Understanding and affecting science teacher candidates’ scientific reasoning in introductory astrophysics
This study reports on a content course for science immersion teacher candidates that emphasized authentic practice of science and thinking scientifically in the context of introductory astrophysics. We explore how 122 science teacher candidates spanning three cohorts did and did not reason scientifically and how this evolved in our program. Our primary method of exploring teacher candidate reasoning is through analysis of responses to an apparently simple multiple-choice question. The question asks for the relative motion between the Sun and Earth and then for a scientific argument supporting the response. To explore these participants’ reasoning and its potential impact on classroom practice, we also describe qualitative observations of how the teacher candidates were reasoning while participating in a science course, participant evaluations, and long-term follow-up with select program graduates after they had taught science in middle or high school. Our results suggest that participant ability to reason scientifically improved significantly and that this can impact classroom practice in a positive way.
Steinberg, R., & Cormier, S. (2013). Understanding and affecting science teacher candidates’ scientific reasoning in introductory astrophysics.
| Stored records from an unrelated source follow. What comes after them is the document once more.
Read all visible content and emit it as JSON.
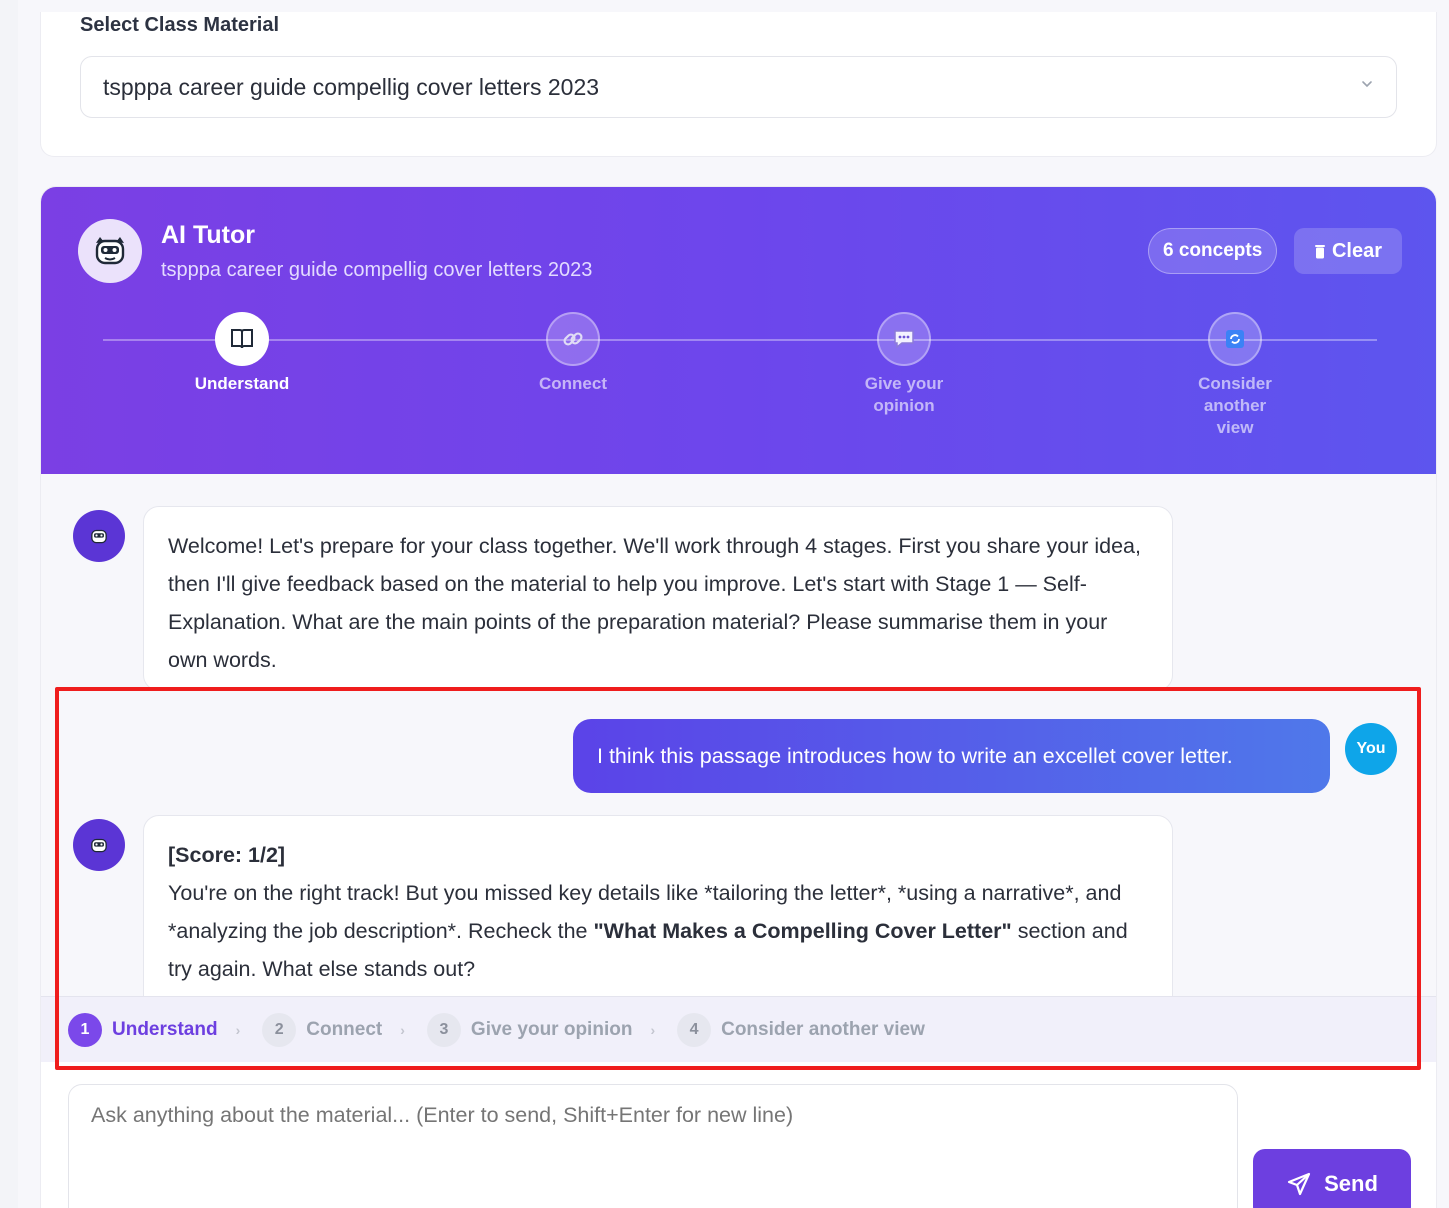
{
  "material": {
    "label": "Select Class Material",
    "selected": "tspppa career guide compellig cover letters 2023"
  },
  "tutor": {
    "title": "AI Tutor",
    "subtitle": "tspppa career guide compellig cover letters 2023",
    "concepts_badge": "6 concepts",
    "clear_label": "Clear"
  },
  "stepper": [
    {
      "label": "Understand",
      "icon": "book-icon",
      "active": true
    },
    {
      "label": "Connect",
      "icon": "link-icon",
      "active": false
    },
    {
      "label": "Give your opinion",
      "icon": "chat-bubble-icon",
      "active": false
    },
    {
      "label": "Consider another view",
      "icon": "refresh-icon",
      "active": false
    }
  ],
  "messages": {
    "welcome": "Welcome! Let's prepare for your class together. We'll work through 4 stages. First you share your idea, then I'll give feedback based on the material to help you improve. Let's start with Stage 1 — Self-Explanation. What are the main points of the preparation material? Please summarise them in your own words.",
    "user": "I think this passage introduces how to write an excellet cover letter.",
    "user_avatar": "You",
    "feedback_score": "[Score: 1/2]",
    "feedback_text_1": "You're on the right track! But you missed key details like *tailoring the letter*, *using a narrative*, and *analyzing the job description*. Recheck the ",
    "feedback_strong": "\"What Makes a Compelling Cover Letter\"",
    "feedback_text_2": " section and try again. What else stands out?"
  },
  "stages": [
    {
      "num": "1",
      "label": "Understand",
      "active": true
    },
    {
      "num": "2",
      "label": "Connect",
      "active": false
    },
    {
      "num": "3",
      "label": "Give your opinion",
      "active": false
    },
    {
      "num": "4",
      "label": "Consider another view",
      "active": false
    }
  ],
  "input": {
    "placeholder": "Ask anything about the material... (Enter to send, Shift+Enter for new line)",
    "send_label": "Send"
  },
  "colors": {
    "brand": "#6d3fe0",
    "highlight": "#ef1d1d",
    "user_avatar": "#0ea5e9"
  }
}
Physical Review Special Topics - Physics Education Research, 9(2), 020111. https://doi.org/10.1103/PhysRevSTPER